## [WHAT TO PRODUCE]
Out of all the lines below, count those with the word "views". Give the number only.

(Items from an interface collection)
--------------------------------------------------

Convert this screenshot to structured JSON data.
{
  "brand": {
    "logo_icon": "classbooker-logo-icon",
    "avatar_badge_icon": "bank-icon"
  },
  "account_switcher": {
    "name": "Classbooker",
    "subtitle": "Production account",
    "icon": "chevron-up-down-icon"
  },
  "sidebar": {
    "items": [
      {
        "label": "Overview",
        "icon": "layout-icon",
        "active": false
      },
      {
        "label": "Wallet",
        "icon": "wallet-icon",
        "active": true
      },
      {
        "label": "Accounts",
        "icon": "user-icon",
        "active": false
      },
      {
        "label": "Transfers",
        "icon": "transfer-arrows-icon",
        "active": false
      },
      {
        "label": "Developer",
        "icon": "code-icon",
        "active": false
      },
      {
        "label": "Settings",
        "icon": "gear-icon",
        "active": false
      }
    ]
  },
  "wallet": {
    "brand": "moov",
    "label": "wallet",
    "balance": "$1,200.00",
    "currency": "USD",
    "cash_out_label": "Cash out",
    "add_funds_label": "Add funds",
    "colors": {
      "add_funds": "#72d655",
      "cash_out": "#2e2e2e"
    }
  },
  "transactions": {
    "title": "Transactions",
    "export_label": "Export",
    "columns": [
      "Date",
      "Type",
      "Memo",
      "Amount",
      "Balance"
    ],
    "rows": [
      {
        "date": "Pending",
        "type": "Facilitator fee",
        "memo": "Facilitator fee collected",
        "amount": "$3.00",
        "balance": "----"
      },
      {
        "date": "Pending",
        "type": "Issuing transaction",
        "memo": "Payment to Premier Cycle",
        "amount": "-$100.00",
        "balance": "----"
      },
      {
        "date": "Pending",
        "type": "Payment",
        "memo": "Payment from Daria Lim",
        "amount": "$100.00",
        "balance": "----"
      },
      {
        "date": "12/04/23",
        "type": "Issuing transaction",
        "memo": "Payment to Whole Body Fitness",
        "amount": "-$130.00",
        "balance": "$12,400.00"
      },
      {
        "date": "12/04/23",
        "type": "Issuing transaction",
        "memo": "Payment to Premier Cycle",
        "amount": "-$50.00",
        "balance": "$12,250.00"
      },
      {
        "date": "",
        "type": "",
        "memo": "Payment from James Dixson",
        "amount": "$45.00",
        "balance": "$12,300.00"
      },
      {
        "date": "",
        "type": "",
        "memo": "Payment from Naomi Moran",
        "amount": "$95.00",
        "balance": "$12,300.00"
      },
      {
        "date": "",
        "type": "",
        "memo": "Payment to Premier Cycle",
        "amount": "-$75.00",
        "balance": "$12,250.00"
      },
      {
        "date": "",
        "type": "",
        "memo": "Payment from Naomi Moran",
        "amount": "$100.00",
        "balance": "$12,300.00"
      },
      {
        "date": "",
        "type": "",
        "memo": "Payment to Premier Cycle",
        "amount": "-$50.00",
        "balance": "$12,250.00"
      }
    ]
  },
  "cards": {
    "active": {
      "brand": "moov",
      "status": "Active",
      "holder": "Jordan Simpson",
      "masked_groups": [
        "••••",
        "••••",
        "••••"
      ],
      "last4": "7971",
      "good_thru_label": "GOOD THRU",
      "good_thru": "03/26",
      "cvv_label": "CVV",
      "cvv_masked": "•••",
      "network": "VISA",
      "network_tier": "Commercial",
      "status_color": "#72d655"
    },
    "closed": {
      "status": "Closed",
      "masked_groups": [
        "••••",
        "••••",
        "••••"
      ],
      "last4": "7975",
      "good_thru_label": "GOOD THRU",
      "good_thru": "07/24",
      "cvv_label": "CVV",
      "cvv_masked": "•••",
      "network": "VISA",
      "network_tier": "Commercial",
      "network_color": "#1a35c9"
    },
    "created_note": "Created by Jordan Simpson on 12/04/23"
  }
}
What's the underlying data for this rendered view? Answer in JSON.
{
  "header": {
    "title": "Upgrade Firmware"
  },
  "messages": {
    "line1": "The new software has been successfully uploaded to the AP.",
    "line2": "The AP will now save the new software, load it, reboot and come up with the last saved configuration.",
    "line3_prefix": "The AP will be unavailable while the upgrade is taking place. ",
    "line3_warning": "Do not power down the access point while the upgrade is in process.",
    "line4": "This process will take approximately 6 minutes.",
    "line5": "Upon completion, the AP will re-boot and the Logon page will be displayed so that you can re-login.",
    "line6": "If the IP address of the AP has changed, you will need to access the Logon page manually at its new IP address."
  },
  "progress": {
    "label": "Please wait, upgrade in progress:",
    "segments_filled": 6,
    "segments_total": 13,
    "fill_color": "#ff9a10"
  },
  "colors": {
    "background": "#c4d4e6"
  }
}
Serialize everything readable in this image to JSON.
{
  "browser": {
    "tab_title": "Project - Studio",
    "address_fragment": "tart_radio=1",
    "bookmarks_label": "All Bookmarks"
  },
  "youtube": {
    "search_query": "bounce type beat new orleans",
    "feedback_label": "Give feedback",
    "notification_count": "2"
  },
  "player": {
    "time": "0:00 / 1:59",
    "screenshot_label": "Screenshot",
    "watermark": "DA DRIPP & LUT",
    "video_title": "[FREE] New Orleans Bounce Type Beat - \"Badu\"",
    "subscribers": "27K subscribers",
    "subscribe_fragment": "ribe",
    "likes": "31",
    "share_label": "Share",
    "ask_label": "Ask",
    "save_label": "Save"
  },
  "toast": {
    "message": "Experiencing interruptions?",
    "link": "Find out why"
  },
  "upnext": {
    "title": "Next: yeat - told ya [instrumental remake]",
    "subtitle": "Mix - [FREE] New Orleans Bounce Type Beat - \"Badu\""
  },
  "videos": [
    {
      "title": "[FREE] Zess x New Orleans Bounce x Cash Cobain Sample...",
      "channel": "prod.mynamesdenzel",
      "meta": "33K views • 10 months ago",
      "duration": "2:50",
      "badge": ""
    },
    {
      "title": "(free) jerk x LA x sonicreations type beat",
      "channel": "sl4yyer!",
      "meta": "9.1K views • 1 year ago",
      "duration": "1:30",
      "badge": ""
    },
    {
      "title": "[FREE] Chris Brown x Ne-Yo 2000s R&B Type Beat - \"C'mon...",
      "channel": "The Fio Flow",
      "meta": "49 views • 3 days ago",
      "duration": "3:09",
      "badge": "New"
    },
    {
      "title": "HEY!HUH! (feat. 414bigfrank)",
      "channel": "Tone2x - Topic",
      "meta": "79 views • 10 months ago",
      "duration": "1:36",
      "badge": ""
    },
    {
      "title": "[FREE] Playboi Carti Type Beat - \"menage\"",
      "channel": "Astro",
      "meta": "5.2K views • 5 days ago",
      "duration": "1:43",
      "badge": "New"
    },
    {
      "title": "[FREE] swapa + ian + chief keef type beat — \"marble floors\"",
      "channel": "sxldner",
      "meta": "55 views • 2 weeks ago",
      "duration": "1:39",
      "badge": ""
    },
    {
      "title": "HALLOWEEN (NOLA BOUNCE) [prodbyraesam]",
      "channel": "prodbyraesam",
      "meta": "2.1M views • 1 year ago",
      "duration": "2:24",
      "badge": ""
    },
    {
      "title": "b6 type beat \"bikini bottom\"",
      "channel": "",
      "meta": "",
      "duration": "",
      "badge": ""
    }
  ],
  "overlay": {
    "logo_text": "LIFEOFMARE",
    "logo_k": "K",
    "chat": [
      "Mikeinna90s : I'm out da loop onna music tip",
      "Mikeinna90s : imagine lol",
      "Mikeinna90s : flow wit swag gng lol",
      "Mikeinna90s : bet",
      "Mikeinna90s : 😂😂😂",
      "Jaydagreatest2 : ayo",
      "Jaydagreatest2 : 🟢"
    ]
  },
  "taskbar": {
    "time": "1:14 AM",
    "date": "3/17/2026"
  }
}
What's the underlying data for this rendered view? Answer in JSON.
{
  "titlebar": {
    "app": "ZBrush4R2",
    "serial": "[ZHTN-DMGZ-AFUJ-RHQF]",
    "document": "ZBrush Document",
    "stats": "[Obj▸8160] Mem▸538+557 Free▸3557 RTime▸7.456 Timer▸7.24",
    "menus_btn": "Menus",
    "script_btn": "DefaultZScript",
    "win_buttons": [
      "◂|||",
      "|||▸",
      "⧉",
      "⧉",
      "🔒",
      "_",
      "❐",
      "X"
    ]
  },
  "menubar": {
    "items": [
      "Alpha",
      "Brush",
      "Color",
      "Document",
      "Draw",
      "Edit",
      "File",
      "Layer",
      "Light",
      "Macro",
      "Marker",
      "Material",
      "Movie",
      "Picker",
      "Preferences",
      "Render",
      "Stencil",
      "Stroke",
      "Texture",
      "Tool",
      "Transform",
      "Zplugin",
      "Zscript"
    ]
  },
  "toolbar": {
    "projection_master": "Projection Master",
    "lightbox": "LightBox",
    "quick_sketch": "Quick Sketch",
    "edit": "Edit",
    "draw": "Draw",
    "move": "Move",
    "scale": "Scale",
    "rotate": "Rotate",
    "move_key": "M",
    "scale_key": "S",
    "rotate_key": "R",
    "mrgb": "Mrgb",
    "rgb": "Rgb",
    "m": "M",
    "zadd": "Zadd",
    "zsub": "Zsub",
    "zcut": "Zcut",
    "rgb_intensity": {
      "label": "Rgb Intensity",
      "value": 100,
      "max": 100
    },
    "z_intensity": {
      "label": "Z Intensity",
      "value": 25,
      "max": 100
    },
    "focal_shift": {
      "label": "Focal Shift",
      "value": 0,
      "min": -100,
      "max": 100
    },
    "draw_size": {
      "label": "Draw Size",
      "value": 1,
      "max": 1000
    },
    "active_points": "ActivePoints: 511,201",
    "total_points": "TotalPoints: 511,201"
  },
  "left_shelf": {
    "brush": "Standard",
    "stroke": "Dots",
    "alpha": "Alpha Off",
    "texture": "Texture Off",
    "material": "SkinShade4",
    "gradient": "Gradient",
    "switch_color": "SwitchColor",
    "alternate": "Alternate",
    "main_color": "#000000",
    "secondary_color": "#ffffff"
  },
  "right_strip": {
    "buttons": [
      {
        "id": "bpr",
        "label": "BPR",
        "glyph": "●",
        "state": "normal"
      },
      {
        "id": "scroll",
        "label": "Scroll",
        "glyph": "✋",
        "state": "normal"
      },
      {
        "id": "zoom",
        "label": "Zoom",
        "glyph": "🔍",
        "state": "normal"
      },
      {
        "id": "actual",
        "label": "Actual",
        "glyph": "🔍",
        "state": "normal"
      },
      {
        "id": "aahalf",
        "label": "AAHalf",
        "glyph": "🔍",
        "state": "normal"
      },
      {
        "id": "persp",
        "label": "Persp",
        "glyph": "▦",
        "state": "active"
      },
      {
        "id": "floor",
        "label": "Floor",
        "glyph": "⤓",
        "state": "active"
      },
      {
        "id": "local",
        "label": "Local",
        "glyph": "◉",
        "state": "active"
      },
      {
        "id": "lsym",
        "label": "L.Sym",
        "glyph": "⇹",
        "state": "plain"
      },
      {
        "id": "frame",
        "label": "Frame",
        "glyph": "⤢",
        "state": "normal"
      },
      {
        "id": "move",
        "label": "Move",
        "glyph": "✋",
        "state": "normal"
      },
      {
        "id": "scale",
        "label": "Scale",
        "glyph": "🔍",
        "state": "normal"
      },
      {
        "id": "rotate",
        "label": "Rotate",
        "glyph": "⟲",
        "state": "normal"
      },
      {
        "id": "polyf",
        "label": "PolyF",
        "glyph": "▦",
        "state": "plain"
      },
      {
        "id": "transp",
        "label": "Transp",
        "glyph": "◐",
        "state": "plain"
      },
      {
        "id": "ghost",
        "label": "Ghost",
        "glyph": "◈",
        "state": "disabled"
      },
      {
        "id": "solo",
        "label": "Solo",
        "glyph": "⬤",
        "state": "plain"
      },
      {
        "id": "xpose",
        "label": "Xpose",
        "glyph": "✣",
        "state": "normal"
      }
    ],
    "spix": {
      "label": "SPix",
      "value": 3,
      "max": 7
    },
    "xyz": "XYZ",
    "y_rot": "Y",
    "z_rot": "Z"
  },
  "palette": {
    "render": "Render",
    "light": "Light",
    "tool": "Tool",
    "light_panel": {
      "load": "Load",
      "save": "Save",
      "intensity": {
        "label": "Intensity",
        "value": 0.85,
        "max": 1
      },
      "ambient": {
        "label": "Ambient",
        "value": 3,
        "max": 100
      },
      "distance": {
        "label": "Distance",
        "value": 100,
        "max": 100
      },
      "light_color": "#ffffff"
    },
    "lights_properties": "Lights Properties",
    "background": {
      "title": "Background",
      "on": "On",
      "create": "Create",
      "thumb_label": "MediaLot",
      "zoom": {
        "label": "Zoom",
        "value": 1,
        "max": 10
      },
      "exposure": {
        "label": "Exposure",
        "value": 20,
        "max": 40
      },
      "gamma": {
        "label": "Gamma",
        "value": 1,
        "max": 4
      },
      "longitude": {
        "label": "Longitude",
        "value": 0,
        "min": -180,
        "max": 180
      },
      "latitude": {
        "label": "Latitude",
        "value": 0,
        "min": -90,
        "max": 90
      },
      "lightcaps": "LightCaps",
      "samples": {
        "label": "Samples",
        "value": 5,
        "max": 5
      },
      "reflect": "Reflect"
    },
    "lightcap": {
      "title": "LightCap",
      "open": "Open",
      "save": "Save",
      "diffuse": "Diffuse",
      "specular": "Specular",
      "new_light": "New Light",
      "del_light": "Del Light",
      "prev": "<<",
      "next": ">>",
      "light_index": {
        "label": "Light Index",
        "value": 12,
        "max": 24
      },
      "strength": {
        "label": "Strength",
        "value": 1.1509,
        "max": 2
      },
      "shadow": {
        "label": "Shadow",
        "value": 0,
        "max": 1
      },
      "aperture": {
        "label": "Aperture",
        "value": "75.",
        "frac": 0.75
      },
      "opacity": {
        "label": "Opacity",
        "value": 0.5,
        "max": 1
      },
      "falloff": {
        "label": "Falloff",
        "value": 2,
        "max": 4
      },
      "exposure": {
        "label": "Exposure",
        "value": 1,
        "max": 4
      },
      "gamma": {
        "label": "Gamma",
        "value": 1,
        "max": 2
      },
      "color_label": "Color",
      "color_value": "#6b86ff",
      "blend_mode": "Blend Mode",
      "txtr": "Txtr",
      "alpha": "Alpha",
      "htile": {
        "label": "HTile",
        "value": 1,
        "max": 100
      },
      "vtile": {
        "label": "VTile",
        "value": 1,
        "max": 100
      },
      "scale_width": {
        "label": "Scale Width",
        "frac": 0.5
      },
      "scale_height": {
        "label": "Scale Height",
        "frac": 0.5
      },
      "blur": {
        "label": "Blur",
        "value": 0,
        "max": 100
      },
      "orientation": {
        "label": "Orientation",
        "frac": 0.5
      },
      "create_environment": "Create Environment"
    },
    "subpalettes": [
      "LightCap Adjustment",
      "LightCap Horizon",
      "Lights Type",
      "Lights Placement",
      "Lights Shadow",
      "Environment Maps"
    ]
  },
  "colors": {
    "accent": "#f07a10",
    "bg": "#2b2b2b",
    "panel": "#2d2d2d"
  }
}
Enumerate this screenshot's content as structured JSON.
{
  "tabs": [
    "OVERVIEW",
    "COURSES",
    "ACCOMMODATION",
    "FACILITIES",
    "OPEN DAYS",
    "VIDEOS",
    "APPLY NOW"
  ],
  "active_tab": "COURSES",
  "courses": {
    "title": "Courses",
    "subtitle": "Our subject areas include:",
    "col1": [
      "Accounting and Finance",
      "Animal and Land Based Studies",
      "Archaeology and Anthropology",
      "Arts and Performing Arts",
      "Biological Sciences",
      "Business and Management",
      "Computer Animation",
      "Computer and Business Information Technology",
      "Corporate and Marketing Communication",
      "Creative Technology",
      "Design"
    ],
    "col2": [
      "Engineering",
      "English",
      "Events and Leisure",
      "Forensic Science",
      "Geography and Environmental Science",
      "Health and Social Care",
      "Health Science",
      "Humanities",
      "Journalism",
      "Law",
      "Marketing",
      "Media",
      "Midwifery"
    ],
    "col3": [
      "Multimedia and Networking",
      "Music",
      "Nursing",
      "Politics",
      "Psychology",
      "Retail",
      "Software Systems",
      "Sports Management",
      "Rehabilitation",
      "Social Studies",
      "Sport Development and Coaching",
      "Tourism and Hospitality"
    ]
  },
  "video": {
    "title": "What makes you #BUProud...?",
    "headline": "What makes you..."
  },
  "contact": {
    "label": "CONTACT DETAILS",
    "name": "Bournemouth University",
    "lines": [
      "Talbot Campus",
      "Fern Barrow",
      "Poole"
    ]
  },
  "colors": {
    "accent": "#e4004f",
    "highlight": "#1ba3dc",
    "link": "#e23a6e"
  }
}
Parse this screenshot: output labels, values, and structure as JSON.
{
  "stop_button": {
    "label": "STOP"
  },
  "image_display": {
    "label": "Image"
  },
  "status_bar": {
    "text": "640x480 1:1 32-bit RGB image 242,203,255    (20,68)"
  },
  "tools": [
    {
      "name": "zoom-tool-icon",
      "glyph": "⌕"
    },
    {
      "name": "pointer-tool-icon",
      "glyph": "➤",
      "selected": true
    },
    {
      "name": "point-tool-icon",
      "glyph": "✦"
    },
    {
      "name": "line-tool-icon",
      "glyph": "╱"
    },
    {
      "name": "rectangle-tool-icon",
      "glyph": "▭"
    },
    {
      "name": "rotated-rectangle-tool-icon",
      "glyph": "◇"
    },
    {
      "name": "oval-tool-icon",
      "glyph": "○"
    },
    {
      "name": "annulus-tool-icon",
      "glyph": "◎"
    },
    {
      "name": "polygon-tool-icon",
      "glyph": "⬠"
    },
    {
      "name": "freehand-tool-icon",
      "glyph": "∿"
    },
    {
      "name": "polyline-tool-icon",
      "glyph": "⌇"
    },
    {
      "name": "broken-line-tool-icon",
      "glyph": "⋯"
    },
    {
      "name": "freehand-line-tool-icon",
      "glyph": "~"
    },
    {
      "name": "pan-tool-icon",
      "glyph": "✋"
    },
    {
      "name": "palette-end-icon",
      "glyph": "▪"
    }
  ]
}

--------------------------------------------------

## [EXERCISE ANSWER]
7